Material to process >>
_ _ _ _ _ _ _

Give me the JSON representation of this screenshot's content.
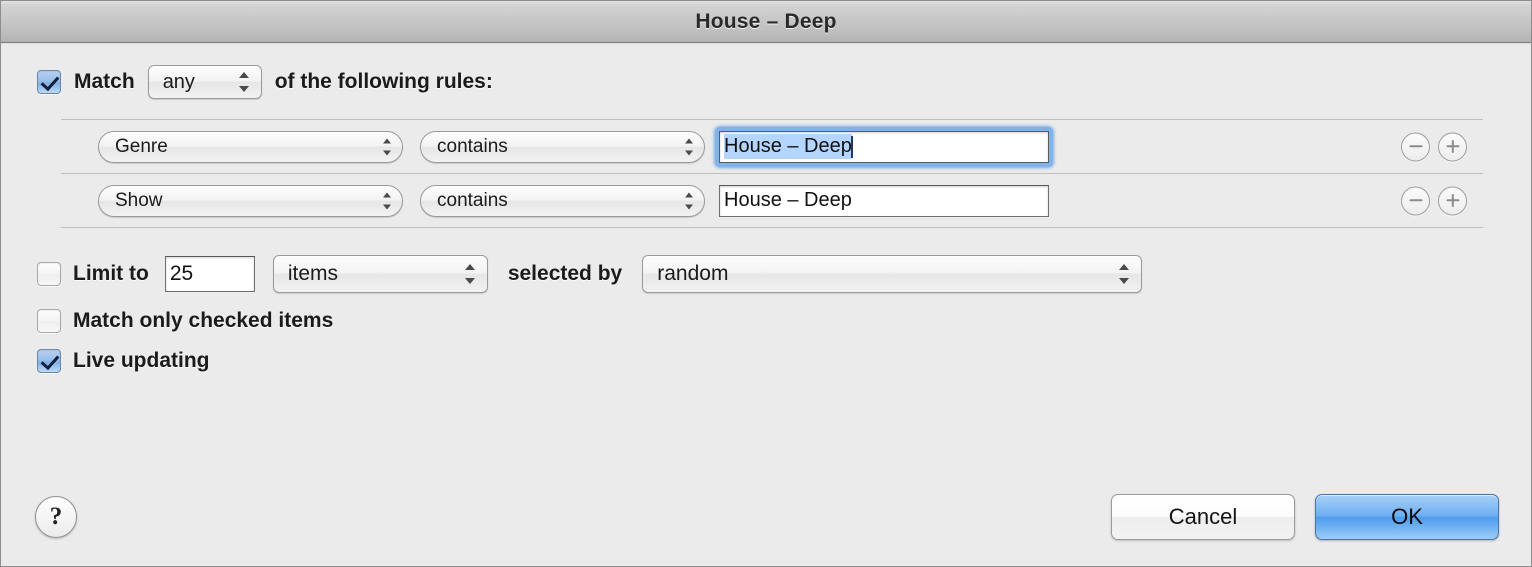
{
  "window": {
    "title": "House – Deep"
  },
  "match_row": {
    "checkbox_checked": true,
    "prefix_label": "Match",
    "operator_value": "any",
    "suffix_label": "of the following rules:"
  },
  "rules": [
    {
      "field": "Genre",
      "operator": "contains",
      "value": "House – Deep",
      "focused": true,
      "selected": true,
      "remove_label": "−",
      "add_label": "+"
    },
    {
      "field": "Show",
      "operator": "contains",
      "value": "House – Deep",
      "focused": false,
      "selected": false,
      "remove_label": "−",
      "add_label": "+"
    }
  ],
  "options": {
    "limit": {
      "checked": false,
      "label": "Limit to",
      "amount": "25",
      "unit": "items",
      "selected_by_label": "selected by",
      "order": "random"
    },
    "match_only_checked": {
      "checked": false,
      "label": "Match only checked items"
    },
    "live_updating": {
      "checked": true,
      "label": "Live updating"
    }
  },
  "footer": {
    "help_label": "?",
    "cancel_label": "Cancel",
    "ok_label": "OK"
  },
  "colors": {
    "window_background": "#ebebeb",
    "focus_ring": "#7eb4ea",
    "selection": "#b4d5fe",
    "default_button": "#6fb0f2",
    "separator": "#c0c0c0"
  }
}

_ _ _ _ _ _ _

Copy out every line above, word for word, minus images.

Give me the JSON representation of this screenshot's content.
{
  "window": {
    "title": "House – Deep"
  },
  "match_row": {
    "checkbox_checked": true,
    "prefix_label": "Match",
    "operator_value": "any",
    "suffix_label": "of the following rules:"
  },
  "rules": [
    {
      "field": "Genre",
      "operator": "contains",
      "value": "House – Deep",
      "focused": true,
      "selected": true,
      "remove_label": "−",
      "add_label": "+"
    },
    {
      "field": "Show",
      "operator": "contains",
      "value": "House – Deep",
      "focused": false,
      "selected": false,
      "remove_label": "−",
      "add_label": "+"
    }
  ],
  "options": {
    "limit": {
      "checked": false,
      "label": "Limit to",
      "amount": "25",
      "unit": "items",
      "selected_by_label": "selected by",
      "order": "random"
    },
    "match_only_checked": {
      "checked": false,
      "label": "Match only checked items"
    },
    "live_updating": {
      "checked": true,
      "label": "Live updating"
    }
  },
  "footer": {
    "help_label": "?",
    "cancel_label": "Cancel",
    "ok_label": "OK"
  },
  "colors": {
    "window_background": "#ebebeb",
    "focus_ring": "#7eb4ea",
    "selection": "#b4d5fe",
    "default_button": "#6fb0f2",
    "separator": "#c0c0c0"
  }
}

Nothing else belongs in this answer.